SXSW Sydney is already too big for its shell

For a brief period in Newtown, a few years ago, a baffling trend occurred where people were suddenly snaking down the street in an orderly line in order to buy what seemed to be a normal cup of normal gelato.

Gelato wasn’t new to Newtown; in fact this was during the peak gelato period (remember?), so there were half a dozen other gelato stores within strolling distance. But people weren’t lining up for those ones. So other people wondered what it was about this gelato that made people line up, and so they too lined up. The line kept growing.

This was very much the case at South by Southwest this week, the first time the geographically challenged festival has left its birthplace of Austin. It was a roaring success – in fact, the size of its success was its only downfall.

The majority of talks and roundtables were at capacity, crowds bottlenecked as people left and other people tried to enter, and punters were warned in email updates from various vendors to arrive early to avoid disappointment. People did so, to the extent that you really had to take a punt on leaving a talk some 20 minutes early to line up for another one that you may not even get into. It was a frustrating problem for some, but a great one for SXSW, and a clear sign that the already monster event will grow further next year. It’s already too big for its shell!

I overheard the following snippets from the crowded corridors of the ICC – “I flew from Melbourne and couldn’t get into either of them, so I don’t know what I’m doing here”; “one in, one out is such a bullshit system”, and “I don’t know what’s in there, but it’s Amazon and there’s been a long line all day”. 

Aside from the conferences themselves, the installations were often packed – I’m able to confirm the aforementioned Amazon Primeville (which had been Fratelli Fresh just last week) did, indeed, have a massive line, while Seven House was packed for most of the week.

I stepped into Seven House during a quieter moment (crowd-wise, I mean – on the music stage metres away, a DJ blasted club beats inappropriate for blinding midday sun) to check out the VR experience.

With its countless natural disasters, inordinate amount of parentless children, and a death rate roughly on par with a developing nation, Home and Away is realistic enough.

But the virtual reality Home and Away experience at Seven House was shockingly immersive. Guided by a suspiciously chipper Alf Stewart, you are welcomed to Summer Bay, with the ability to look around a fully 360 rendering of the little area in front of the Surf Club. VR technology is still rather nascent – there’s a definitive feeling of being on the end of the ledge – but Seven’s display was immersive and impressive. It also shows that Seven has the ability to film in this format – which opens up another avenue of experiment content for the network down the line.

Having said that, it’s not yet perfect: two of the characters (Ziggy and Dean for those playing at home) told Alf (and by extension myself) they were going for a surf, jogging down towards the waves; when I turned around moments later, they were paused at the border mid-strut, like video game characters frozen at the edge of the world.
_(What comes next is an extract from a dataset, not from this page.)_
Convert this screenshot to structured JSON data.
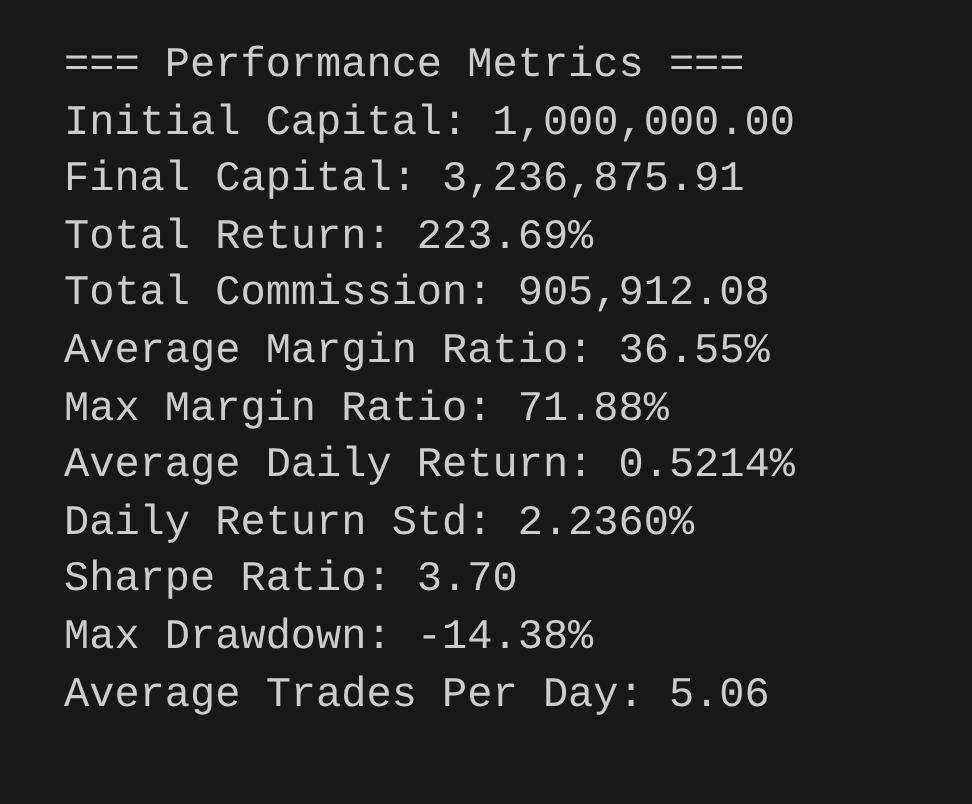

There was also an SAS Australia experience on offer, but I declined, on the infinitesimal chance that by putting the goggles on, I would become Craig McLachlan.

The inaugural SXSW Sydney promised to be future-focused, and judging by the crowds and scores of disappointed people turned away at various doors, artificial intelligence is still a hot topic, close to a year after ChatGPT first debuted.

Most panels touched on it in some form – and attendees clearly couldn’t get enough. Or rather, clearly not enough attendees could get in. 

Is artificial intelligence a threat, an opportunity, or merely overhyped? The MiniDisc of our era? People aren’t sure, and they want to know. 

Even Channel Seven’s upfront, which saw the network present its future plans to over a thousand people at the ICC, had an artificial intelligence focus, with the launch of their AI audience prediction engines, which they claim will be able to predict what individually targeted 7plus viewers will be tuned into next week. 

It’s only creepy if you let it be.

Enjoy your weekend.

SXSW Sydney: News market big enough for new players ‘as long as the journalism is good enough’

SXSW Sydney: GroupM global CEO says ‘I don’t think advertising is very good today’

SXSW Sydney: Giving marketers ‘proof they need’ to invest in brands

SXSW Sydney: Rethink Everything and Kingfisher team for unique global campaign


Get the latest media and marketing industry news (and views) direct to your inbox.

Sign up to the free Mumbrella newsletter now.



Sign up to our free daily update to get the latest in media and marketing.